Does anyone dare to say that this was not a true love? Or that love like this does not survive death? The one who says so is poor for having never known a love of this magnitude.
There is something else about Jacob’s love for Rachel. It was a patient love, as all truly great loves are. When Laban asked Jacob what his wages should be if he were to stay with him and work for him, Jacob answered that he would work seven years in return for Laban’s younger daughter, Rachel. Seven years. In today’s instant-gratification society, seven days seems too long for some people. Yet we read that “Jacob served seven years to get Rachel, but they seemed like only a few days to him because of his love for her” (v. 20). Can it be that seven years seemed like only a few days to Jacob because his was true love, while days seem like years to many of our contemporaries because they do not know the meaning of a real and deep affection?
Donald Grey Barnhouse has this to say: “Here is the difference between love that has been to Bethel and love that has not been anywhere. Jacob looked upon Rachel, and he never had eyes for anyone else. She was probably very young, and the seven years allowed for her growth to maturity. But Jacob was willing to wait because his heart was fixed upon her. Marriage in the Lord is one of the most wonderful things upon earth, and Jacob’s marriage had been planned by God. True marriages are made in heaven, and the reason the world says that many of them are waylaid before reaching earth is that too few people are willing to wait seven years and know those years to be but a few days because of the depth and power of true love.”

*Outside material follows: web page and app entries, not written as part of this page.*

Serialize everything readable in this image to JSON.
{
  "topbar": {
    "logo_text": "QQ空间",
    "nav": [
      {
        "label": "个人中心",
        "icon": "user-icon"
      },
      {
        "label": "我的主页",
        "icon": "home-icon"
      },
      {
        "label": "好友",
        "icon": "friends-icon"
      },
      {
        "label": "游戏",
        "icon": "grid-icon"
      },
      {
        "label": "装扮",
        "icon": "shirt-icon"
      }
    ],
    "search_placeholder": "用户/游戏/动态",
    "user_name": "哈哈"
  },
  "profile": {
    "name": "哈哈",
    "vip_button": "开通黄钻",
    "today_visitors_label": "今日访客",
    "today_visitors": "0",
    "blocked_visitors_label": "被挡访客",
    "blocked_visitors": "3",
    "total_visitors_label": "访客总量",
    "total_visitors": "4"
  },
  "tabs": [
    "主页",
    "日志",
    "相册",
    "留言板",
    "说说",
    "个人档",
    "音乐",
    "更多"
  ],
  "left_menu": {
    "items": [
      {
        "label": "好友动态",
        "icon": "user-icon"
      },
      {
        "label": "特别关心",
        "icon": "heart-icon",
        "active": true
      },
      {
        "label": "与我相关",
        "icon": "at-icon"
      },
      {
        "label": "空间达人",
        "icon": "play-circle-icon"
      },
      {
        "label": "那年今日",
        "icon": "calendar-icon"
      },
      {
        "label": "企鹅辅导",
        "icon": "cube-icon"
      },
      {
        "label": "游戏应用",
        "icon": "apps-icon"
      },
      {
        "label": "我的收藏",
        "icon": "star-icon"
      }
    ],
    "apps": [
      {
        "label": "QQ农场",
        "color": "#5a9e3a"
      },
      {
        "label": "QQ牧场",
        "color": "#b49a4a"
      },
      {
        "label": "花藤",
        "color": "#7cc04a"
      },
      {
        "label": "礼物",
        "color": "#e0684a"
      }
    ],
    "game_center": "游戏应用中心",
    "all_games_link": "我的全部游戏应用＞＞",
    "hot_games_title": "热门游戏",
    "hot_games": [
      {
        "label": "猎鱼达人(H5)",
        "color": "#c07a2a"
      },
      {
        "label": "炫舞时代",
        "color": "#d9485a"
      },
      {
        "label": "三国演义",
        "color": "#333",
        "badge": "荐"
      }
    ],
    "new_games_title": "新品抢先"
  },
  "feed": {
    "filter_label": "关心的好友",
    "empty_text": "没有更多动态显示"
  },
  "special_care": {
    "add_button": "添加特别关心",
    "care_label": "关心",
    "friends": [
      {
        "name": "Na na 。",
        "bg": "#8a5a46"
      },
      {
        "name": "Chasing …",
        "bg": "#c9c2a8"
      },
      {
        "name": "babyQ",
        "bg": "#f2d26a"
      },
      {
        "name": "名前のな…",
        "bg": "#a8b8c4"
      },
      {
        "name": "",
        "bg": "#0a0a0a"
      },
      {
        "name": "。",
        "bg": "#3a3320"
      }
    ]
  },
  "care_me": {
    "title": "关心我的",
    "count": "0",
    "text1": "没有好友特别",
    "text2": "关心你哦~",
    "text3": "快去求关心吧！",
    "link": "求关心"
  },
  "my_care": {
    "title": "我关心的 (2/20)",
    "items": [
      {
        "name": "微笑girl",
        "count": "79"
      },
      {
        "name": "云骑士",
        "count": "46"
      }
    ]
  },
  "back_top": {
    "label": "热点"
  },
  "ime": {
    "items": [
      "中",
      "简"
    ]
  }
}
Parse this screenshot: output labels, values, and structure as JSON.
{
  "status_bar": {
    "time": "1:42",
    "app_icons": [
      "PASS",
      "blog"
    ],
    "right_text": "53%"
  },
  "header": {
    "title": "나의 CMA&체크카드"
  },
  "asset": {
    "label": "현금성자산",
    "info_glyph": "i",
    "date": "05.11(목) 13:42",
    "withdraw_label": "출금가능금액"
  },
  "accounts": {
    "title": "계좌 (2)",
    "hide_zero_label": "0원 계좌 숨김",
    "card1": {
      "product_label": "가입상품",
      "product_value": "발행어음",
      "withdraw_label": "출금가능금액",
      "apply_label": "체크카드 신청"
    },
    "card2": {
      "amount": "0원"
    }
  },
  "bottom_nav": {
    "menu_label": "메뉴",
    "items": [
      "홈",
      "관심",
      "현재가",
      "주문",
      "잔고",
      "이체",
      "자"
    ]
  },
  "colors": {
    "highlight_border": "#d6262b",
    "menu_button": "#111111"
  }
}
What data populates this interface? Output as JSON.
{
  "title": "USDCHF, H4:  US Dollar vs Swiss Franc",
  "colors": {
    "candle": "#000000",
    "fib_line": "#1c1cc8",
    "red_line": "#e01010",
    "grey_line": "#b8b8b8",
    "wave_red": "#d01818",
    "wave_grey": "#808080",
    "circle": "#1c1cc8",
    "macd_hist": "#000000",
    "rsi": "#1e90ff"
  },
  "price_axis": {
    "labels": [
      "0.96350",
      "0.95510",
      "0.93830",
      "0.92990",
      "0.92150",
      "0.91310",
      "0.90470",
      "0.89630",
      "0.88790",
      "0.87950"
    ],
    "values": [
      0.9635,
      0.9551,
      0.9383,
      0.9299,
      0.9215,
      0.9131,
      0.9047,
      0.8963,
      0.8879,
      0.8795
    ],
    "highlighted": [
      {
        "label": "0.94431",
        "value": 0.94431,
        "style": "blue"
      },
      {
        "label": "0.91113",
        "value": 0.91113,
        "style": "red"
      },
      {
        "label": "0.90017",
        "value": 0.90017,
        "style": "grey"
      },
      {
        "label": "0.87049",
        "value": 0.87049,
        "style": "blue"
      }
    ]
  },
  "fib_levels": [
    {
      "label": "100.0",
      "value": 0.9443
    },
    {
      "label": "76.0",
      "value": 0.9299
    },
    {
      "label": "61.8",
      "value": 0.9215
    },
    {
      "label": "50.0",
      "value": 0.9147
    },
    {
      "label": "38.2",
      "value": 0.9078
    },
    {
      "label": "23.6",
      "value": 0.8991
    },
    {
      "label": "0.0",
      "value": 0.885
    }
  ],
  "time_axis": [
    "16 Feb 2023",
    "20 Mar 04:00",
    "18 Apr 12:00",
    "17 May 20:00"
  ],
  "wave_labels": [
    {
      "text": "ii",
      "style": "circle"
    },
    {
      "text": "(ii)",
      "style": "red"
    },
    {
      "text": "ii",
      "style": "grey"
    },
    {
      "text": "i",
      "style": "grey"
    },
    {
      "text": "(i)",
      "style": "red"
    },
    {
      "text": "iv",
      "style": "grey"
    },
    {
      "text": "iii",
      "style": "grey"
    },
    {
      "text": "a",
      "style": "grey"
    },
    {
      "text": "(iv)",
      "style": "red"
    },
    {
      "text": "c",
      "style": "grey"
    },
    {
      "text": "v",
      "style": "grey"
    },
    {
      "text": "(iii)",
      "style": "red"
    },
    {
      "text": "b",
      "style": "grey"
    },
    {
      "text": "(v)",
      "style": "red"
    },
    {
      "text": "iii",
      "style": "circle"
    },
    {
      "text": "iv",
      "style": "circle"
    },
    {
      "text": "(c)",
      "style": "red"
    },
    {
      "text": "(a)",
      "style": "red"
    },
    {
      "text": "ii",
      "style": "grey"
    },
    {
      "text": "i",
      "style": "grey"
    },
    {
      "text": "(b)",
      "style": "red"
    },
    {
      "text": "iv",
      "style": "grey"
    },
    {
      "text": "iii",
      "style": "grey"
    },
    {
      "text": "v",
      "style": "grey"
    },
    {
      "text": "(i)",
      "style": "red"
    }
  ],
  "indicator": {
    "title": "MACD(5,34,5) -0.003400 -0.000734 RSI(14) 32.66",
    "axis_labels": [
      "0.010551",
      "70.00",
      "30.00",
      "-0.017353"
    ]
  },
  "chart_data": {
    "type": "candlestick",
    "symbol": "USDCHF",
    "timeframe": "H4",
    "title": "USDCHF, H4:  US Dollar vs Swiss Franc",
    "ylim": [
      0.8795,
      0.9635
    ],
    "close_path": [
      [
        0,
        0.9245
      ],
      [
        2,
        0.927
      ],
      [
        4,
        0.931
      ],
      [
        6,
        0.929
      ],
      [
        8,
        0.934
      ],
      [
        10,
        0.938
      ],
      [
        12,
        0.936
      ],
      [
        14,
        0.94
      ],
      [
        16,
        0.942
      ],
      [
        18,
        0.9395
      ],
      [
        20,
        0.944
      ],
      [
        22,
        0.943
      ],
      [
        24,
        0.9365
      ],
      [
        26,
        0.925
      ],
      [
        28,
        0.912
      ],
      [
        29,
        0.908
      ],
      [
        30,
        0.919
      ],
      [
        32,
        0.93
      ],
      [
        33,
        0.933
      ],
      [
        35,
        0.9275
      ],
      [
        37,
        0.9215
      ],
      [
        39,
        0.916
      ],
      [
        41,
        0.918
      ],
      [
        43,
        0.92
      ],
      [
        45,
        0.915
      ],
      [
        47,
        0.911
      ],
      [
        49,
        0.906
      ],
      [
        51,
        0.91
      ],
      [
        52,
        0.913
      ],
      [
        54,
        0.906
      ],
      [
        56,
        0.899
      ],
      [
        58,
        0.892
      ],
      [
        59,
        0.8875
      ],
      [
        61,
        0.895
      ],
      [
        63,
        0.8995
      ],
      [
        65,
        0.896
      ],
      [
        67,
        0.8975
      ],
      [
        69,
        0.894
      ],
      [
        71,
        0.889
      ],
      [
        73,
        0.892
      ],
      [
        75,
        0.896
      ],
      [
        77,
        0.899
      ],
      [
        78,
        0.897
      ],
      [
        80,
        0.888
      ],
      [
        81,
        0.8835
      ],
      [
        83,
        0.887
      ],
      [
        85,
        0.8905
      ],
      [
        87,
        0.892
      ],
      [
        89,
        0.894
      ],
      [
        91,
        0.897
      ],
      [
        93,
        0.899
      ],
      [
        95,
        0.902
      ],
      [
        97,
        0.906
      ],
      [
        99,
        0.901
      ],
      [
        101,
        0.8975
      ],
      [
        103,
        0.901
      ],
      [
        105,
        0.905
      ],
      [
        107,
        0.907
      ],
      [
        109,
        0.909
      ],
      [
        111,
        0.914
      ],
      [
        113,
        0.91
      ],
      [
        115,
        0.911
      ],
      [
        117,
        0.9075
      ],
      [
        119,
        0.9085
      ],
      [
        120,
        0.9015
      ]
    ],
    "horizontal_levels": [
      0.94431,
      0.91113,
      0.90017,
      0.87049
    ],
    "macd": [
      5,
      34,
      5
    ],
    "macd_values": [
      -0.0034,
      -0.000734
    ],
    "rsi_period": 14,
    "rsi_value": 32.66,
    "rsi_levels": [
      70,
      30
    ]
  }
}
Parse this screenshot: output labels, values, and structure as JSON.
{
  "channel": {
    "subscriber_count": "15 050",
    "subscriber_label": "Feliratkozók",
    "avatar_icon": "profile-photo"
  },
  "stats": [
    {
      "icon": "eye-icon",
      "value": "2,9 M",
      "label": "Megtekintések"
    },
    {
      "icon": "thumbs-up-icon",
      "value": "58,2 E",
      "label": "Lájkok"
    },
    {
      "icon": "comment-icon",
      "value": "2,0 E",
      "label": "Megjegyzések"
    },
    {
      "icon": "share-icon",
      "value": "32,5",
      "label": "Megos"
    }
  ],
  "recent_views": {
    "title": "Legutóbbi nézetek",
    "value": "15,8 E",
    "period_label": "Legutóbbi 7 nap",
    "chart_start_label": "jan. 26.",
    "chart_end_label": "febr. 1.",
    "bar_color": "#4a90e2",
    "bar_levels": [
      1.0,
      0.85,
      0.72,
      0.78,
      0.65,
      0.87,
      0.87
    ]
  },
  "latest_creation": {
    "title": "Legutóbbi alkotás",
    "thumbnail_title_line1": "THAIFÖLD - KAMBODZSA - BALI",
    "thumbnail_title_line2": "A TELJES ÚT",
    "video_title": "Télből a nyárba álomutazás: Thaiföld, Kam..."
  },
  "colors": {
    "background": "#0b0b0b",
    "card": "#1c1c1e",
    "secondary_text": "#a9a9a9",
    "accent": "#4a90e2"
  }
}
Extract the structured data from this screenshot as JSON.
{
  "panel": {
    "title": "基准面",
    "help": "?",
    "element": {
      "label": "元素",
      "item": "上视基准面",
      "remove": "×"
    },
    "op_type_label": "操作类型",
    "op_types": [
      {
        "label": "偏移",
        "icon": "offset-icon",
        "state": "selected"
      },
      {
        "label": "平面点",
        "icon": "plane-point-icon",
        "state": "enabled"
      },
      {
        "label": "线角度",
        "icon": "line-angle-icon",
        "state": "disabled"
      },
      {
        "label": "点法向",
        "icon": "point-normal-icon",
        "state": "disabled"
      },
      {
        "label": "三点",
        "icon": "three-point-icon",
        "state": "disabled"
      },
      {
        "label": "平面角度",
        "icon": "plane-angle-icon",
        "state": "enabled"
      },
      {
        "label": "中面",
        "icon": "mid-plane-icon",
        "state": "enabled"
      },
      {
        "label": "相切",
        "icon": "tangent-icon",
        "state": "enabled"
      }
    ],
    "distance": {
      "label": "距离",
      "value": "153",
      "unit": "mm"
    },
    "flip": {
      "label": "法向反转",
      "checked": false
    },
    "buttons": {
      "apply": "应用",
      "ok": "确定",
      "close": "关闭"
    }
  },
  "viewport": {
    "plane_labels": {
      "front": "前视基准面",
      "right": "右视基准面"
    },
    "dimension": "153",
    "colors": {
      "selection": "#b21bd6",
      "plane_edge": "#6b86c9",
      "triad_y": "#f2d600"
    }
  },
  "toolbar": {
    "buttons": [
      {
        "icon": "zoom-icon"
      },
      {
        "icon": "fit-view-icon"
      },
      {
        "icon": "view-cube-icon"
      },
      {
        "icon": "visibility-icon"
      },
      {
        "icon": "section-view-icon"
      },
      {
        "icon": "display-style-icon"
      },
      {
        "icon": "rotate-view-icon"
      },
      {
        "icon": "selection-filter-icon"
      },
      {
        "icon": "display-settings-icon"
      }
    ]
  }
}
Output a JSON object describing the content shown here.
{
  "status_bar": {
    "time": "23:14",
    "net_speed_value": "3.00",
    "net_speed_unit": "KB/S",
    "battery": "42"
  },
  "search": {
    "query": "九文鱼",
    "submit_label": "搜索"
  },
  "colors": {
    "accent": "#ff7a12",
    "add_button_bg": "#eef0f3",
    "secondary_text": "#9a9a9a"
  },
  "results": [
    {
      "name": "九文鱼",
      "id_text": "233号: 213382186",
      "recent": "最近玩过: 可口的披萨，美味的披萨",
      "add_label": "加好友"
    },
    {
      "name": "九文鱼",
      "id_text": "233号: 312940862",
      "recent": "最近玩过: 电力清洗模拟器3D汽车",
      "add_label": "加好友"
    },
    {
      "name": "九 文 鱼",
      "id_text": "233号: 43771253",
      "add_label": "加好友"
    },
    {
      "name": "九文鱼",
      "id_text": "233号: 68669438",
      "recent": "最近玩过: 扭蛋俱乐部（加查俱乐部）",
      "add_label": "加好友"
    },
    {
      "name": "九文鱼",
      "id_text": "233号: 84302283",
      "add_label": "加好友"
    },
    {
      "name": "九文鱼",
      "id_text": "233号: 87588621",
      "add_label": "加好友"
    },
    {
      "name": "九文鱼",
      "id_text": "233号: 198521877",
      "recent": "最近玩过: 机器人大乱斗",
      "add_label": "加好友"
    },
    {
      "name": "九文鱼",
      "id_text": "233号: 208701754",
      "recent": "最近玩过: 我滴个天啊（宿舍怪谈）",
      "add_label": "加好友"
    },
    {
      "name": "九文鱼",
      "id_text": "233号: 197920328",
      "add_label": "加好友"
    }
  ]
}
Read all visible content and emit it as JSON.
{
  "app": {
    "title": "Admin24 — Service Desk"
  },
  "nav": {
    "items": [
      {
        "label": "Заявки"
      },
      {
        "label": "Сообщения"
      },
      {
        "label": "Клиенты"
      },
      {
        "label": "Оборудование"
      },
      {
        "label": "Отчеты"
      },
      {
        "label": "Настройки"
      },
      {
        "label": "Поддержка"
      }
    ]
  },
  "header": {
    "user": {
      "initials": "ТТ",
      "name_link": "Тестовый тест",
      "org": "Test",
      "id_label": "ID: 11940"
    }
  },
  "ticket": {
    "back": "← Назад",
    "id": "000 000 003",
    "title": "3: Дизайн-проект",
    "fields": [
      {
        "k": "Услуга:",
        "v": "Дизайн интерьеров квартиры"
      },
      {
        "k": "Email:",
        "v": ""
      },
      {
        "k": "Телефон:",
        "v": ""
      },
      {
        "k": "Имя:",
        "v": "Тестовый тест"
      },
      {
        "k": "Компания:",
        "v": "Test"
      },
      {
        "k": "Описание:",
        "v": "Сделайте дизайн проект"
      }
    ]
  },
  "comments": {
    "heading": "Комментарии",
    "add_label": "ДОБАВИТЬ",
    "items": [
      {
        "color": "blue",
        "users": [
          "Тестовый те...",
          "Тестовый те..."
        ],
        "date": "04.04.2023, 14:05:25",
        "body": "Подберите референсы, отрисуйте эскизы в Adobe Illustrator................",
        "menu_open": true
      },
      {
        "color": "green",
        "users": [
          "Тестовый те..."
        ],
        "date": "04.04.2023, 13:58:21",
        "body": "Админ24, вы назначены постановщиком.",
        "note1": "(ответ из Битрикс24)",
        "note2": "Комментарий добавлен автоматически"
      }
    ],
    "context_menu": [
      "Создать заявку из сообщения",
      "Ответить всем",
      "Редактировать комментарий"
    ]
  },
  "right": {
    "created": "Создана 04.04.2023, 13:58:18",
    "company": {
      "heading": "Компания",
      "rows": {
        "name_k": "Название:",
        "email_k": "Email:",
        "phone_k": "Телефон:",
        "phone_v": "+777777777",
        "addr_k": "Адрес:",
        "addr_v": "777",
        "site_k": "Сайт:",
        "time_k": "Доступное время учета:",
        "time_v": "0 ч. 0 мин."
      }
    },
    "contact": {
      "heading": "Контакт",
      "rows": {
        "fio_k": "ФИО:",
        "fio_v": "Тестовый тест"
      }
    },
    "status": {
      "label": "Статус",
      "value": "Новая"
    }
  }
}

In many ways Jacob is a poor example for Christian people today, but in his marriage he is exemplary. A marriage like his—God-ordained and lasting—is surely among the greatest blessings of this life.